“I haven’t taken it off since my diagnosis,” Collins says. “I will continue to wear it as a reminder for what my precious Lord has done for me. It’s not very attractive or stylish but the truth in God’s words carried me through!
Collins said the amount of community support was amazing.
“My family, my friends, and the community….I had such overwhelming support. It was mind blowing to me, the amount of people who reached out to me. I had no idea how many people’s lives I’ve impacted, and it just meant so much. Even if I didn’t know them very well, it meant a lot. A lot of them would say ‘There’s no need to reply, but I’m thinking about you and I’m praying for you.’ It just made me feel like I had a whole army on my side,” Collins said. “Don’t be afraid to reach out to someone who is struggling, and always validate what they are going through. Listen to them, cry with them, and then you can cheer them on, but first, validate what they are going through.”
One of those touching moments was when the Warhorses presented Collins with flowers and balloons during a pep rally at Devine High School last year.
“It was so sweet, so touching,” Collins said. “All of those boys on Grant’s team are like my boys.”
A life-changing experience, it has brought Collins and her family closer to God and that’s what she hopes sharing her story will do for others.
“He showed himself to me every step of the way with little nudges letting me know that he was fighting for me,” Collins said.
“I am a type A personality,” Collins adds with a laugh. “I like to do everything for myself. I have always been a believer, but this experience has helped me learn to rely on the Lord more because He is the one in control. Just giving it over to Him and trusting Him….We have all lost people to cancer. He does call some of us home, and we are all human so we all start to question it, but we just have to try not to dwell on the why’s. That can’t be our focus.”
“For people who have been watching my story, I really hope it points them to the Lord. That is my hope and my prayer. People tell me all the time that I am so positive and strong, but I hope people know that I didn’t muster up this strength myself. It’s God’s strength in me that helped me get through this. People will tell me ‘You’re a rock star’, and I’m like, ‘God’s the rock star…I’m just in his band.”
“When fear rose up, I read scripture. When they did the MRI on my lymph nodes, it was one of the most frightening times because I had already read about what happens when it spreads to your lymph nodes and I was praying it hadn’t. I remember just laying there and repeating one of my favorite scriptures over and over in my head, and it helped me get through it.”
Losing hair can be one of the toughest parts of chemo, and Collins is no stranger to its stress.

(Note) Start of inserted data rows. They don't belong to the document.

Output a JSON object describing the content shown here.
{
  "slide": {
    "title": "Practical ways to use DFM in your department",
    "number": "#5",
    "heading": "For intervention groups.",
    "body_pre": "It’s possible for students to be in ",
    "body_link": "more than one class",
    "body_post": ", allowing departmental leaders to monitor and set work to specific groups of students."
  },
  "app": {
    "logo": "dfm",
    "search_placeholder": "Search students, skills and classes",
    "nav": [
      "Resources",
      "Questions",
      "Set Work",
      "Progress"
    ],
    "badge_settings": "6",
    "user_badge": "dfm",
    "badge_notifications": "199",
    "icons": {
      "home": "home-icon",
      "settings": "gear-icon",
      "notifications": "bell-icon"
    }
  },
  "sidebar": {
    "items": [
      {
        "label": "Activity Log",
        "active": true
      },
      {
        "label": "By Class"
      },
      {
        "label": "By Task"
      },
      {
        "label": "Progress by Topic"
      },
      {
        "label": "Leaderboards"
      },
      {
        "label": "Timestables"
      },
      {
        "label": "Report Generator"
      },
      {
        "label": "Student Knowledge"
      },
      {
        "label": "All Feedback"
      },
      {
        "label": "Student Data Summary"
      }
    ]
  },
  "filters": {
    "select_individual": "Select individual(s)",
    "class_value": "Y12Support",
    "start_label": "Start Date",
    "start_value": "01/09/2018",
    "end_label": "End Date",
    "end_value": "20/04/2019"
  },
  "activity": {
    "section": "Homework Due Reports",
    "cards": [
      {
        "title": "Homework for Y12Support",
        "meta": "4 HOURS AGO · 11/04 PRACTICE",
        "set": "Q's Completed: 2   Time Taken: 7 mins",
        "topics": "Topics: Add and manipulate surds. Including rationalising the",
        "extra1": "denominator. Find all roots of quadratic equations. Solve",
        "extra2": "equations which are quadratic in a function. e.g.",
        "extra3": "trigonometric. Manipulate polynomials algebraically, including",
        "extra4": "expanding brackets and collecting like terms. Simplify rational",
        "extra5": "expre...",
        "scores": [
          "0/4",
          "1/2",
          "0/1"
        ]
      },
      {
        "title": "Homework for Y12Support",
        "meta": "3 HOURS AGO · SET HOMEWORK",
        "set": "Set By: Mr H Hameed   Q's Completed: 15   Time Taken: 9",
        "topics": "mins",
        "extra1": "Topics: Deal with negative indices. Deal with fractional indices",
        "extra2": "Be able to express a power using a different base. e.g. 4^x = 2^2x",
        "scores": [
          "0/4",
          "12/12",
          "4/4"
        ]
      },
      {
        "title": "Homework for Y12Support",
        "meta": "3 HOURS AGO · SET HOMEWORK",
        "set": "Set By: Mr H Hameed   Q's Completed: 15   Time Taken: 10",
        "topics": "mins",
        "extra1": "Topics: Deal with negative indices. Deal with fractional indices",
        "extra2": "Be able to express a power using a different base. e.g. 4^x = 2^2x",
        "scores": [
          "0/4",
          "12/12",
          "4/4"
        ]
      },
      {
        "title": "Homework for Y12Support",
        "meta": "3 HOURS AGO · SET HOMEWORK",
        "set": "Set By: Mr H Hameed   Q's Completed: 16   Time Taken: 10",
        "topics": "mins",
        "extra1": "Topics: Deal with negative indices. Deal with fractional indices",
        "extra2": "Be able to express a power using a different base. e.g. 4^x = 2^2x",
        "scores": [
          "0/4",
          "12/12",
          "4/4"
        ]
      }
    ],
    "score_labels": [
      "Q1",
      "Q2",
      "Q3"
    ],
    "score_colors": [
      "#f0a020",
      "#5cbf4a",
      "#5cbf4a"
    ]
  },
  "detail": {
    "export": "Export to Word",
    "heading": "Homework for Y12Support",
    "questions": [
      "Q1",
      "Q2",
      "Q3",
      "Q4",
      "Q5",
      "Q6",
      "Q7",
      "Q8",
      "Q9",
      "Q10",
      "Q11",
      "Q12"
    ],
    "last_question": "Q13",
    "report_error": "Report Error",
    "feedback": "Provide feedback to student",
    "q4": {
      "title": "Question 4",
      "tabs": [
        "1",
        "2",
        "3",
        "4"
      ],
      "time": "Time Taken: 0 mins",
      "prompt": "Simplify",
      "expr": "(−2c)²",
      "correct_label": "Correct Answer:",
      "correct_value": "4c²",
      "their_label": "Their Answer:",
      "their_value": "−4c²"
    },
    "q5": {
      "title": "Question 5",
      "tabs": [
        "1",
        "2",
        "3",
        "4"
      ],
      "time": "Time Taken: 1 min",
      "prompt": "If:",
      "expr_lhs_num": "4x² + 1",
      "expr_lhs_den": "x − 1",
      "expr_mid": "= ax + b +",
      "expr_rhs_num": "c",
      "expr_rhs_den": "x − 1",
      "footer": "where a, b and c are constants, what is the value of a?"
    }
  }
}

“You lose your hair and your eyelashes…. and I am battling with this too, but don’t be so afraid to be bald. We live in a society that is very focused on outward appearance, but I feel that if we can learn to embrace the beauty that is within—it’s kind of like a freedom you get when you go bald.”
With chemotherapy and the mastectomy behind her, she has more time to enjoy her wonderful family, including her husband Dallas, children Sydney, Kassidy, and Grant, and she especially loves snuggling up with one little man named Merrick who stole her heart completely (her first grandson).
“I don’t have time to be sick,” Collins said. “I watch my grandson! Without a doubt grandbabies keep you going!”
By Kayleen Holder